## Given entries
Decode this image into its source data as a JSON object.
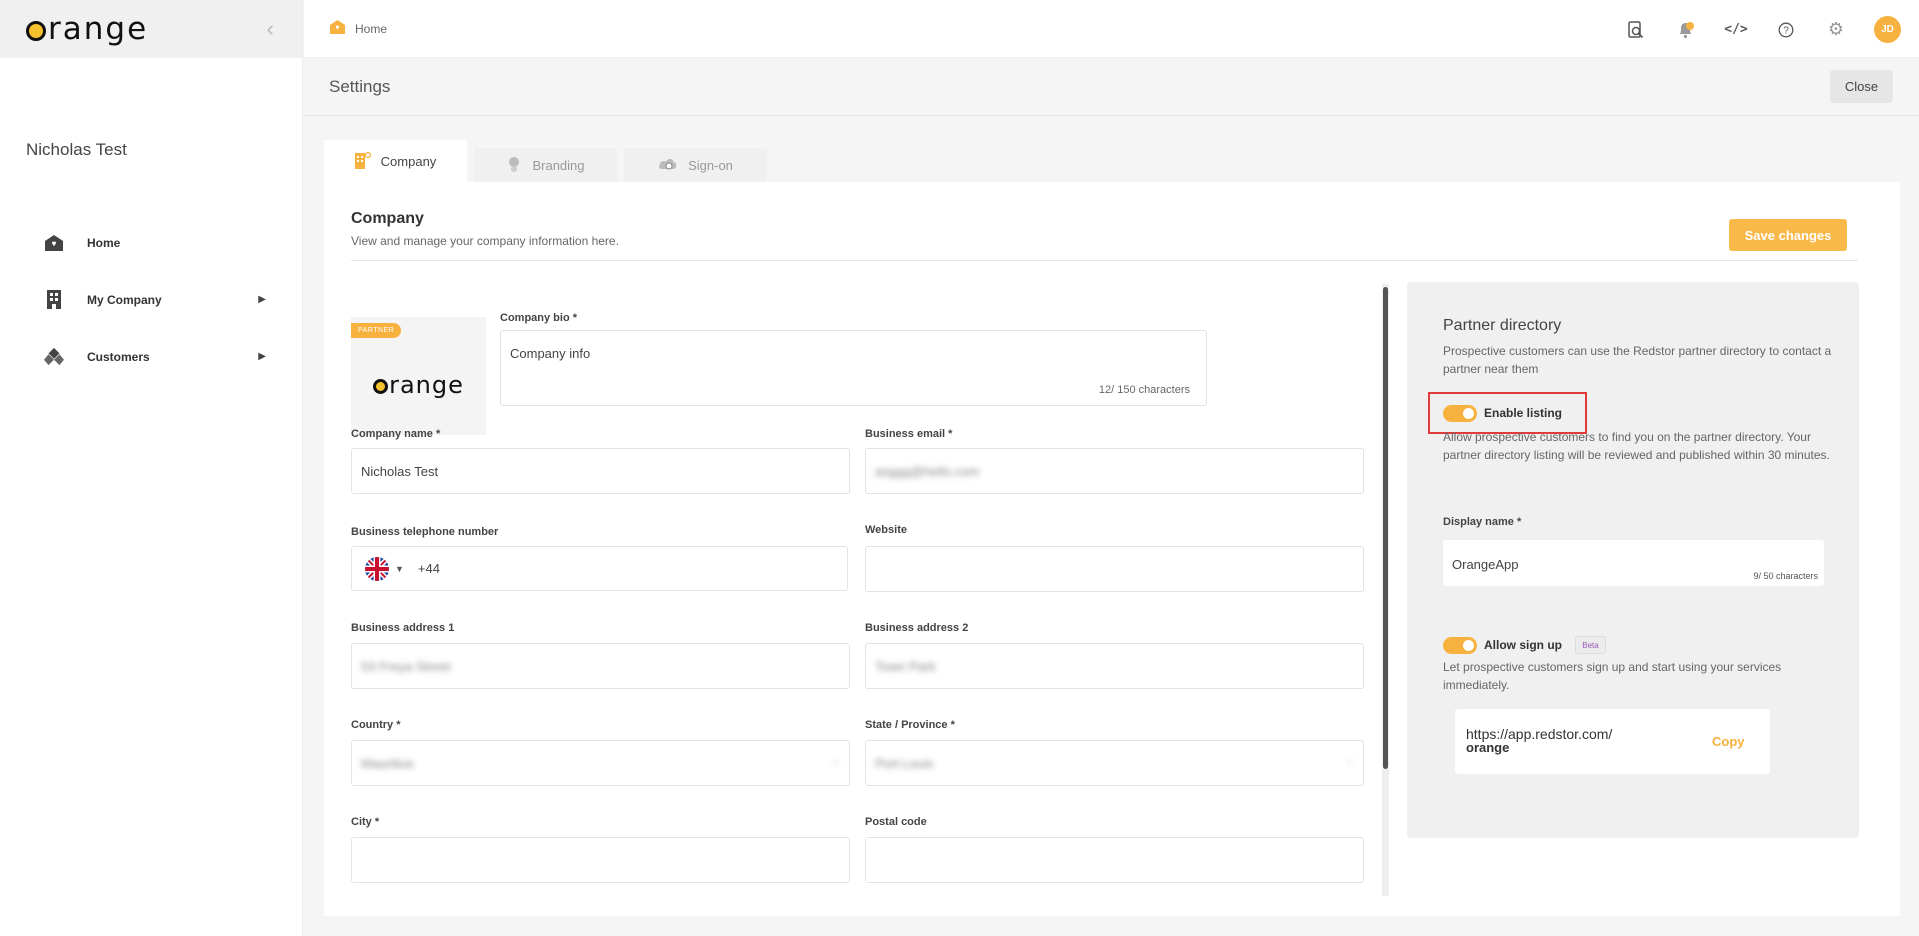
{
  "app": {
    "logo_text": "range"
  },
  "sidebar": {
    "user_name": "Nicholas Test",
    "items": [
      {
        "label": "Home",
        "icon": "home-icon"
      },
      {
        "label": "My Company",
        "icon": "building-icon"
      },
      {
        "label": "Customers",
        "icon": "customers-icon"
      }
    ]
  },
  "topbar": {
    "breadcrumb": "Home",
    "avatar_initials": "JD"
  },
  "settings": {
    "title": "Settings",
    "close_label": "Close"
  },
  "tabs": [
    {
      "label": "Company",
      "active": true
    },
    {
      "label": "Branding",
      "active": false
    },
    {
      "label": "Sign-on",
      "active": false
    }
  ],
  "company": {
    "title": "Company",
    "subtitle": "View and manage your company information here.",
    "save_label": "Save changes",
    "partner_badge": "PARTNER",
    "logo_text": "range",
    "bio_label": "Company bio *",
    "bio_value": "Company info",
    "bio_count": "12/ 150 characters",
    "name_label": "Company name *",
    "name_value": "Nicholas Test",
    "email_label": "Business email *",
    "email_value": "asggg@hello.com",
    "phone_label": "Business telephone number",
    "phone_code": "+44",
    "website_label": "Website",
    "website_value": "",
    "addr1_label": "Business address 1",
    "addr1_value": "53 Freya Street",
    "addr2_label": "Business address 2",
    "addr2_value": "Town Park",
    "country_label": "Country *",
    "country_value": "Mauritius",
    "state_label": "State / Province *",
    "state_value": "Port Louis",
    "city_label": "City *",
    "postal_label": "Postal code"
  },
  "partner": {
    "title": "Partner directory",
    "subtitle": "Prospective customers can use the Redstor partner directory to contact a partner near them",
    "enable_label": "Enable listing",
    "enable_desc": "Allow prospective customers to find you on the partner directory. Your partner directory listing will be reviewed and published within 30 minutes.",
    "display_label": "Display name *",
    "display_value": "OrangeApp",
    "display_count": "9/ 50 characters",
    "signup_label": "Allow sign up",
    "beta": "Beta",
    "signup_desc": "Let prospective customers sign up and start using your services immediately.",
    "url_prefix": "https://app.redstor.com/",
    "url_slug": "orange",
    "copy_label": "Copy"
  },
  "colors": {
    "accent": "#f7b13f",
    "highlight": "#e23b3b"
  }
}
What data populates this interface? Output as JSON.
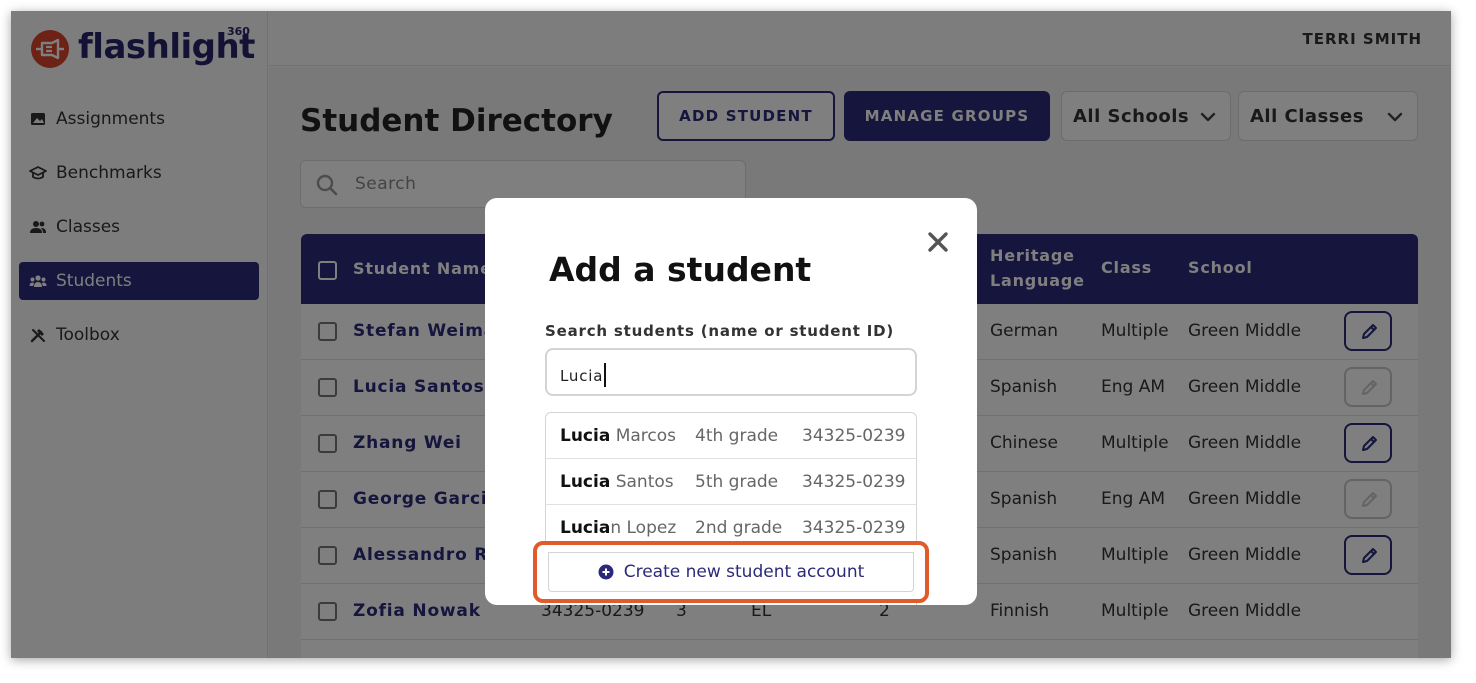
{
  "brand": {
    "name": "flashlight",
    "superscript": "360",
    "color": "#d9442b"
  },
  "user": {
    "name": "TERRI SMITH"
  },
  "sidebar": {
    "items": [
      {
        "label": "Assignments",
        "icon": "image-icon",
        "active": false
      },
      {
        "label": "Benchmarks",
        "icon": "graduation-icon",
        "active": false
      },
      {
        "label": "Classes",
        "icon": "people-icon",
        "active": false
      },
      {
        "label": "Students",
        "icon": "group-icon",
        "active": true
      },
      {
        "label": "Toolbox",
        "icon": "tools-icon",
        "active": false
      }
    ]
  },
  "main": {
    "title": "Student Directory",
    "add_student_label": "ADD STUDENT",
    "manage_groups_label": "MANAGE GROUPS",
    "schools_filter": "All Schools",
    "classes_filter": "All Classes",
    "search_placeholder": "Search",
    "accent_color": "#2b2a7a"
  },
  "table": {
    "headers": [
      "Student Name",
      "Heritage Language",
      "Class",
      "School"
    ],
    "rows": [
      {
        "name": "Stefan Weima",
        "id": "",
        "grade": "",
        "program": "",
        "level": "",
        "language": "German",
        "class": "Multiple",
        "school": "Green Middle",
        "editable": true
      },
      {
        "name": "Lucia Santos",
        "id": "",
        "grade": "",
        "program": "",
        "level": "",
        "language": "Spanish",
        "class": "Eng AM",
        "school": "Green Middle",
        "editable": false
      },
      {
        "name": "Zhang Wei",
        "id": "",
        "grade": "",
        "program": "",
        "level": "",
        "language": "Chinese",
        "class": "Multiple",
        "school": "Green Middle",
        "editable": true
      },
      {
        "name": "George Garcia",
        "id": "",
        "grade": "",
        "program": "",
        "level": "",
        "language": "Spanish",
        "class": "Eng AM",
        "school": "Green Middle",
        "editable": false
      },
      {
        "name": "Alessandro Ri",
        "id": "",
        "grade": "",
        "program": "",
        "level": "",
        "language": "Spanish",
        "class": "Multiple",
        "school": "Green Middle",
        "editable": true
      },
      {
        "name": "Zofia Nowak",
        "id": "34325-0239",
        "grade": "3",
        "program": "EL",
        "level": "2",
        "language": "Finnish",
        "class": "Multiple",
        "school": "Green Middle",
        "editable": false
      }
    ]
  },
  "modal": {
    "title": "Add a student",
    "search_label": "Search students (name or student ID)",
    "search_value": "Lucia",
    "results": [
      {
        "match": "Lucia",
        "rest": " Marcos",
        "grade": "4th grade",
        "id": "34325-0239"
      },
      {
        "match": "Lucia",
        "rest": " Santos",
        "grade": "5th grade",
        "id": "34325-0239"
      },
      {
        "match": "Lucia",
        "rest": "n Lopez",
        "grade": "2nd grade",
        "id": "34325-0239"
      }
    ],
    "create_label": "Create new student account",
    "highlight_color": "#e15a2a"
  }
}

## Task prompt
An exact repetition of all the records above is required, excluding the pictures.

## Answer area
Decode this image into its source data as a JSON object.
{
  "app": {
    "logo_text": "range"
  },
  "sidebar": {
    "user_name": "Nicholas Test",
    "items": [
      {
        "label": "Home",
        "icon": "home-icon"
      },
      {
        "label": "My Company",
        "icon": "building-icon"
      },
      {
        "label": "Customers",
        "icon": "customers-icon"
      }
    ]
  },
  "topbar": {
    "breadcrumb": "Home",
    "avatar_initials": "JD"
  },
  "settings": {
    "title": "Settings",
    "close_label": "Close"
  },
  "tabs": [
    {
      "label": "Company",
      "active": true
    },
    {
      "label": "Branding",
      "active": false
    },
    {
      "label": "Sign-on",
      "active": false
    }
  ],
  "company": {
    "title": "Company",
    "subtitle": "View and manage your company information here.",
    "save_label": "Save changes",
    "partner_badge": "PARTNER",
    "logo_text": "range",
    "bio_label": "Company bio *",
    "bio_value": "Company info",
    "bio_count": "12/ 150 characters",
    "name_label": "Company name *",
    "name_value": "Nicholas Test",
    "email_label": "Business email *",
    "email_value": "asggg@hello.com",
    "phone_label": "Business telephone number",
    "phone_code": "+44",
    "website_label": "Website",
    "website_value": "",
    "addr1_label": "Business address 1",
    "addr1_value": "53 Freya Street",
    "addr2_label": "Business address 2",
    "addr2_value": "Town Park",
    "country_label": "Country *",
    "country_value": "Mauritius",
    "state_label": "State / Province *",
    "state_value": "Port Louis",
    "city_label": "City *",
    "postal_label": "Postal code"
  },
  "partner": {
    "title": "Partner directory",
    "subtitle": "Prospective customers can use the Redstor partner directory to contact a partner near them",
    "enable_label": "Enable listing",
    "enable_desc": "Allow prospective customers to find you on the partner directory. Your partner directory listing will be reviewed and published within 30 minutes.",
    "display_label": "Display name *",
    "display_value": "OrangeApp",
    "display_count": "9/ 50 characters",
    "signup_label": "Allow sign up",
    "beta": "Beta",
    "signup_desc": "Let prospective customers sign up and start using your services immediately.",
    "url_prefix": "https://app.redstor.com/",
    "url_slug": "orange",
    "copy_label": "Copy"
  },
  "colors": {
    "accent": "#f7b13f",
    "highlight": "#e23b3b"
  }
}
What data populates this interface? Output as JSON.
{
  "brand": {
    "name": "flashlight",
    "superscript": "360",
    "color": "#d9442b"
  },
  "user": {
    "name": "TERRI SMITH"
  },
  "sidebar": {
    "items": [
      {
        "label": "Assignments",
        "icon": "image-icon",
        "active": false
      },
      {
        "label": "Benchmarks",
        "icon": "graduation-icon",
        "active": false
      },
      {
        "label": "Classes",
        "icon": "people-icon",
        "active": false
      },
      {
        "label": "Students",
        "icon": "group-icon",
        "active": true
      },
      {
        "label": "Toolbox",
        "icon": "tools-icon",
        "active": false
      }
    ]
  },
  "main": {
    "title": "Student Directory",
    "add_student_label": "ADD STUDENT",
    "manage_groups_label": "MANAGE GROUPS",
    "schools_filter": "All Schools",
    "classes_filter": "All Classes",
    "search_placeholder": "Search",
    "accent_color": "#2b2a7a"
  },
  "table": {
    "headers": [
      "Student Name",
      "Heritage Language",
      "Class",
      "School"
    ],
    "rows": [
      {
        "name": "Stefan Weima",
        "id": "",
        "grade": "",
        "program": "",
        "level": "",
        "language": "German",
        "class": "Multiple",
        "school": "Green Middle",
        "editable": true
      },
      {
        "name": "Lucia Santos",
        "id": "",
        "grade": "",
        "program": "",
        "level": "",
        "language": "Spanish",
        "class": "Eng AM",
        "school": "Green Middle",
        "editable": false
      },
      {
        "name": "Zhang Wei",
        "id": "",
        "grade": "",
        "program": "",
        "level": "",
        "language": "Chinese",
        "class": "Multiple",
        "school": "Green Middle",
        "editable": true
      },
      {
        "name": "George Garcia",
        "id": "",
        "grade": "",
        "program": "",
        "level": "",
        "language": "Spanish",
        "class": "Eng AM",
        "school": "Green Middle",
        "editable": false
      },
      {
        "name": "Alessandro Ri",
        "id": "",
        "grade": "",
        "program": "",
        "level": "",
        "language": "Spanish",
        "class": "Multiple",
        "school": "Green Middle",
        "editable": true
      },
      {
        "name": "Zofia Nowak",
        "id": "34325-0239",
        "grade": "3",
        "program": "EL",
        "level": "2",
        "language": "Finnish",
        "class": "Multiple",
        "school": "Green Middle",
        "editable": false
      }
    ]
  },
  "modal": {
    "title": "Add a student",
    "search_label": "Search students (name or student ID)",
    "search_value": "Lucia",
    "results": [
      {
        "match": "Lucia",
        "rest": " Marcos",
        "grade": "4th grade",
        "id": "34325-0239"
      },
      {
        "match": "Lucia",
        "rest": " Santos",
        "grade": "5th grade",
        "id": "34325-0239"
      },
      {
        "match": "Lucia",
        "rest": "n Lopez",
        "grade": "2nd grade",
        "id": "34325-0239"
      }
    ],
    "create_label": "Create new student account",
    "highlight_color": "#e15a2a"
  }
}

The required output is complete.